Thursday, February 11, 2010

am, are, is, was, and were: bad words or not?

Recently a writing friend was told to eliminate from her writing as many state of being verbs as she could, i.e. "am, are, is, was, and were." I believe the state of being verbs problem isn't as serious as some writing advisers make it out to be. It's kind of a hobby horse, often ridden by [sorry] those whose grasp of grammar is shaky. For example, they don't completely understand passive tense. They think a statement like "he was drying the dishes when the ceiling fell" contains a passive verb, i.e. "was drying." It doesn't. "Was drying" is a present progressive verb and there's nothing wrong with using it. In fact, not using present progressive verbs can lead to confusion. For example, if you say "he dried the dishes when the ceiling fell," we don't know what you mean. Like he'd finished drying before the ceiling fell or what? Passive is something else. You're using passive when the object of the action is the subject of your sentence, e.g. "the dishes were dried by him" instead of "he dried the dishes" (active). A burning question: Where is this dish-drying guy when we need him?

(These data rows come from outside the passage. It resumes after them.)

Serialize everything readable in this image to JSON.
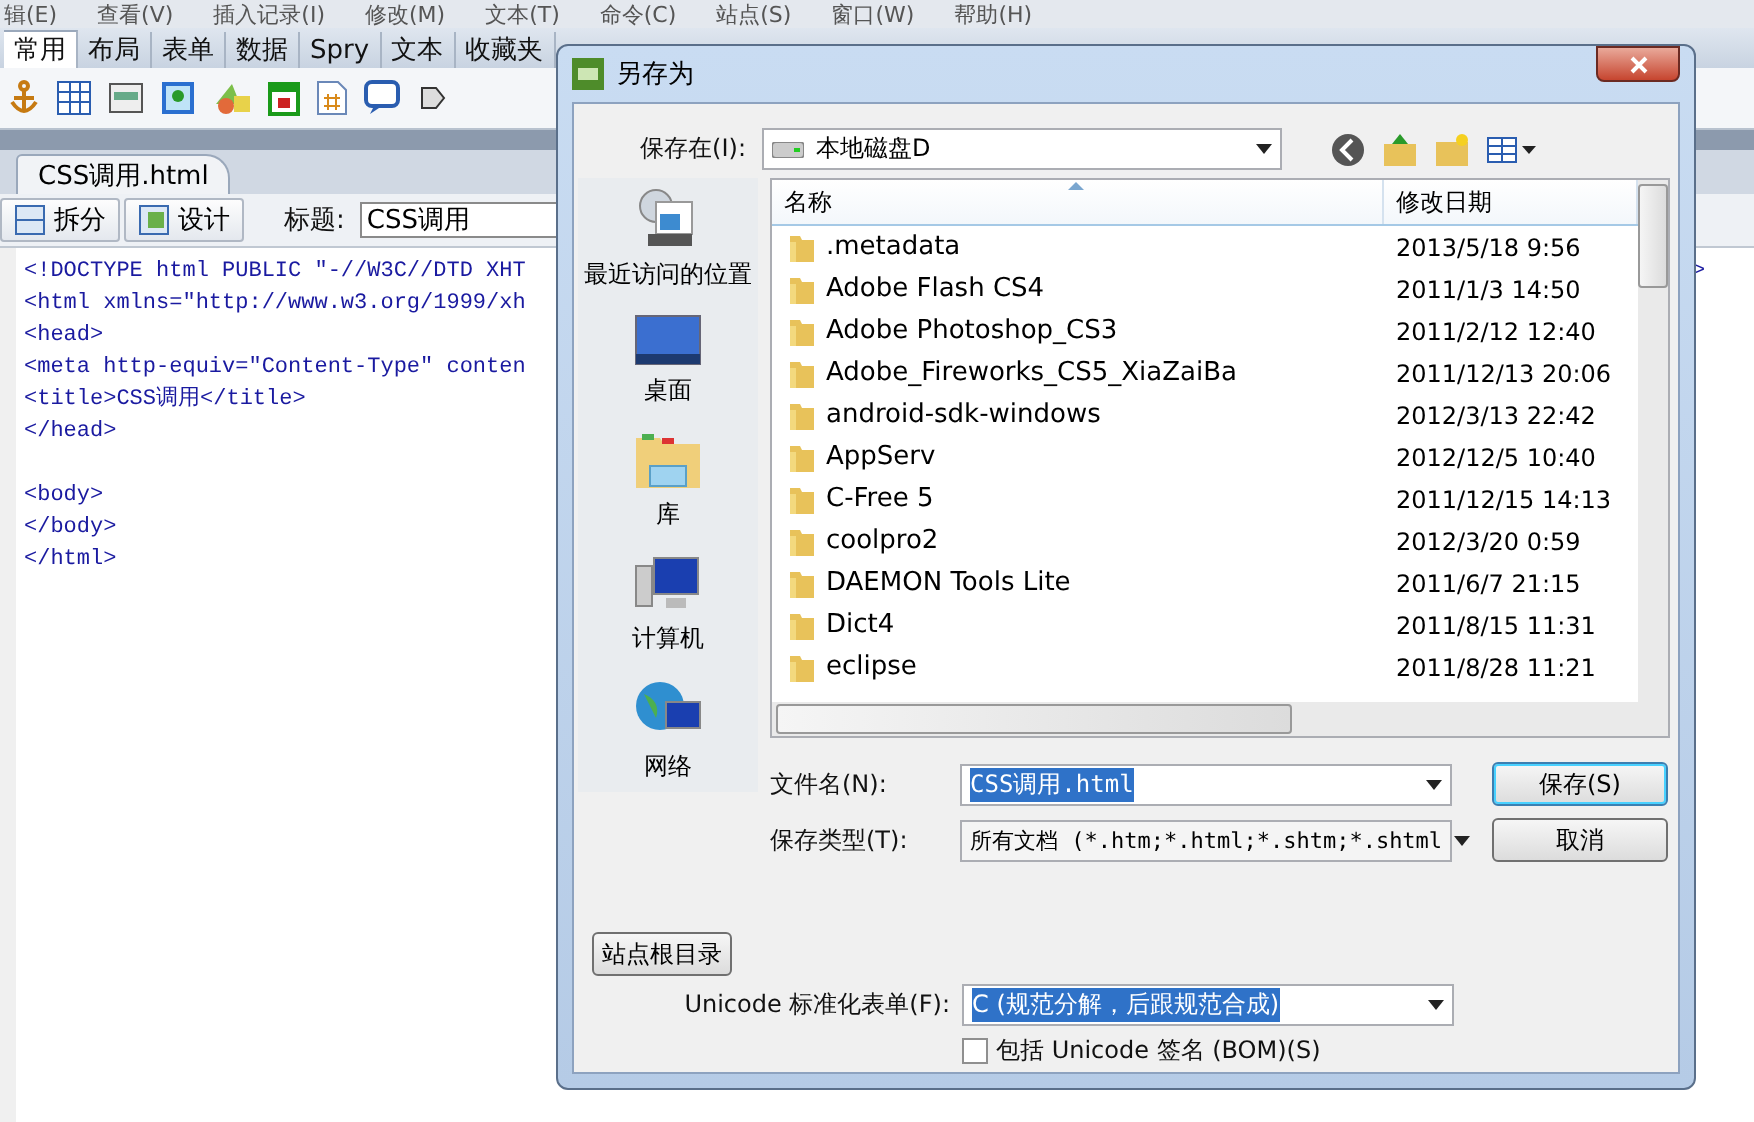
{
  "menu_bar": [
    "辑(E)",
    "查看(V)",
    "插入记录(I)",
    "修改(M)",
    "文本(T)",
    "命令(C)",
    "站点(S)",
    "窗口(W)",
    "帮助(H)"
  ],
  "insert_tabs": [
    {
      "label": "常用",
      "selected": true
    },
    {
      "label": "布局",
      "selected": false
    },
    {
      "label": "表单",
      "selected": false
    },
    {
      "label": "数据",
      "selected": false
    },
    {
      "label": "Spry",
      "selected": false
    },
    {
      "label": "文本",
      "selected": false
    },
    {
      "label": "收藏夹",
      "selected": false
    }
  ],
  "document_tab": {
    "label": "CSS调用.html",
    "selected": true
  },
  "view_buttons": [
    {
      "label": "拆分"
    },
    {
      "label": "设计"
    }
  ],
  "title_field": {
    "label": "标题:",
    "value": "CSS调用"
  },
  "head_lines": [
    "<!DOCTYPE html PUBLIC \"-//W3C//DTD XHT",
    "<html xmlns=\"http://www.w3.org/1999/xh",
    "<head>",
    "<meta http-equiv=\"Content-Type\" conten",
    "<title>CSS调用</title>",
    "</head>"
  ],
  "body_lines": [
    "<body>",
    "</body>",
    "</html>"
  ],
  "code_tail": ">",
  "dialog": {
    "title": "另存为",
    "save_in": {
      "label": "保存在(I):",
      "value": "本地磁盘D"
    },
    "places": [
      {
        "label": "最近访问的位置",
        "kind": "recent"
      },
      {
        "label": "桌面",
        "kind": "desktop"
      },
      {
        "label": "库",
        "kind": "library"
      },
      {
        "label": "计算机",
        "kind": "computer"
      },
      {
        "label": "网络",
        "kind": "network"
      }
    ],
    "columns": [
      "名称",
      "修改日期"
    ],
    "files": [
      {
        "name": ".metadata",
        "date": "2013/5/18 9:56"
      },
      {
        "name": "Adobe Flash CS4",
        "date": "2011/1/3 14:50"
      },
      {
        "name": "Adobe Photoshop_CS3",
        "date": "2011/2/12 12:40"
      },
      {
        "name": "Adobe_Fireworks_CS5_XiaZaiBa",
        "date": "2011/12/13 20:06"
      },
      {
        "name": "android-sdk-windows",
        "date": "2012/3/13 22:42"
      },
      {
        "name": "AppServ",
        "date": "2012/12/5 10:40"
      },
      {
        "name": "C-Free 5",
        "date": "2011/12/15 14:13"
      },
      {
        "name": "coolpro2",
        "date": "2012/3/20 0:59"
      },
      {
        "name": "DAEMON Tools Lite",
        "date": "2011/6/7 21:15"
      },
      {
        "name": "Dict4",
        "date": "2011/8/15 11:31"
      },
      {
        "name": "eclipse",
        "date": "2011/8/28 11:21"
      }
    ],
    "file_name": {
      "label": "文件名(N):",
      "value": "CSS调用.html"
    },
    "file_type": {
      "label": "保存类型(T):",
      "value": "所有文档 (*.htm;*.html;*.shtm;*.shtml"
    },
    "save_button": "保存(S)",
    "cancel_button": "取消",
    "site_root_button": "站点根目录",
    "unicode_form": {
      "label": "Unicode 标准化表单(F):",
      "value": "C (规范分解，后跟规范合成)"
    },
    "bom_checkbox": {
      "label": "包括 Unicode 签名 (BOM)(S)",
      "checked": false
    }
  }
}
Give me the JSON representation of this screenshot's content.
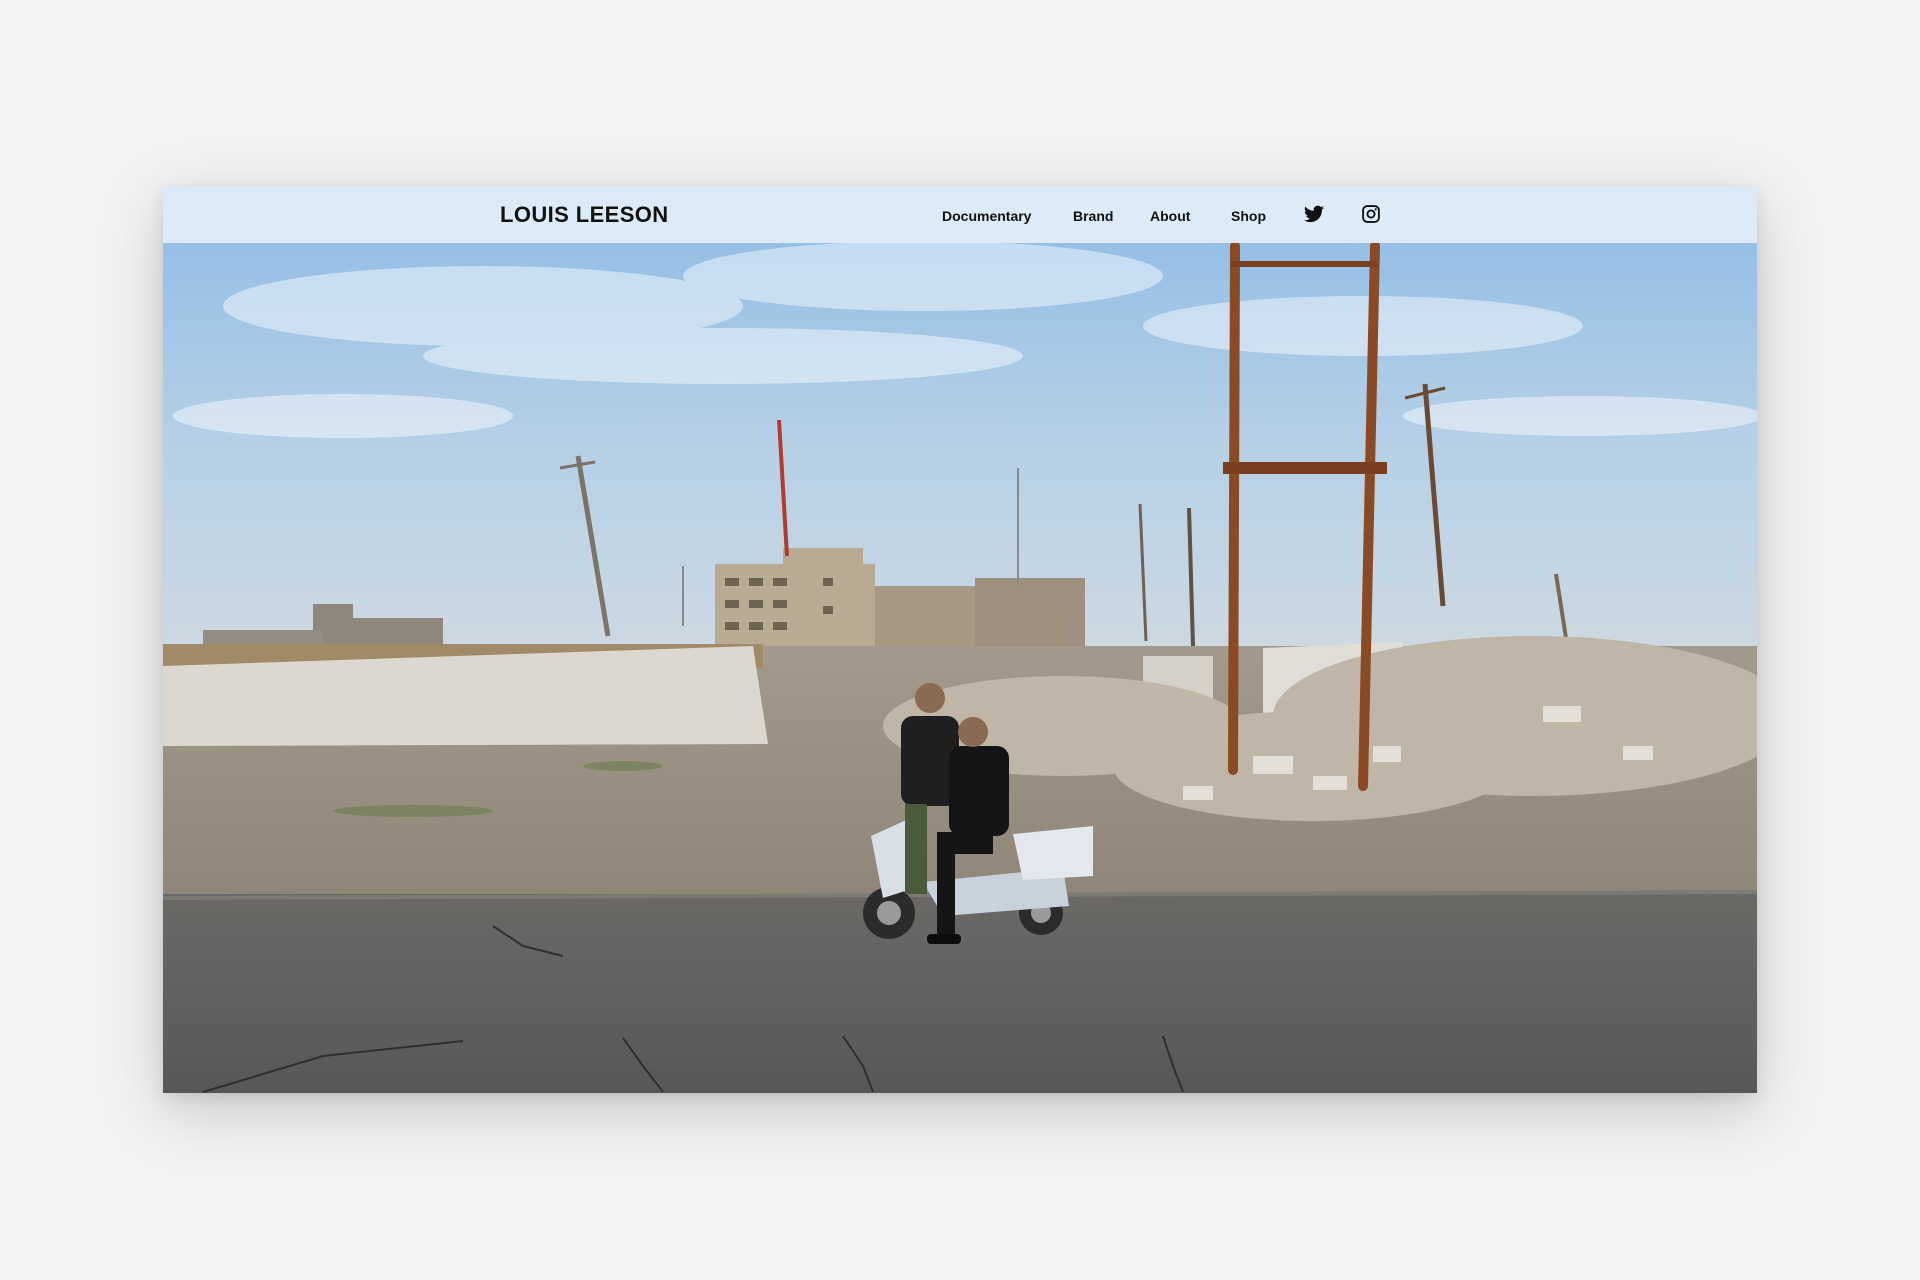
{
  "site": {
    "logo": "LOUIS LEESON"
  },
  "nav": {
    "items": [
      {
        "label": "Documentary"
      },
      {
        "label": "Brand"
      },
      {
        "label": "About"
      },
      {
        "label": "Shop"
      }
    ],
    "social": [
      {
        "icon": "twitter-icon"
      },
      {
        "icon": "instagram-icon"
      }
    ]
  },
  "hero": {
    "description": "Documentary photograph: two men with a scooter on a road in front of ruined buildings, rubble and rusted electricity poles"
  },
  "colors": {
    "page_background": "#f2f3f5",
    "header_background": "#e2eef9",
    "text": "#111111",
    "sky": "#9cc3e6",
    "road": "#5e5d5b"
  }
}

  1. Great point, Elma! The logic is there for all to read and understand, but as they err is human Unfortunately we all make (often the same) mistakes.

  2. About that dish-drying guy? He is at my house. Hopefully that will continue in the future tense.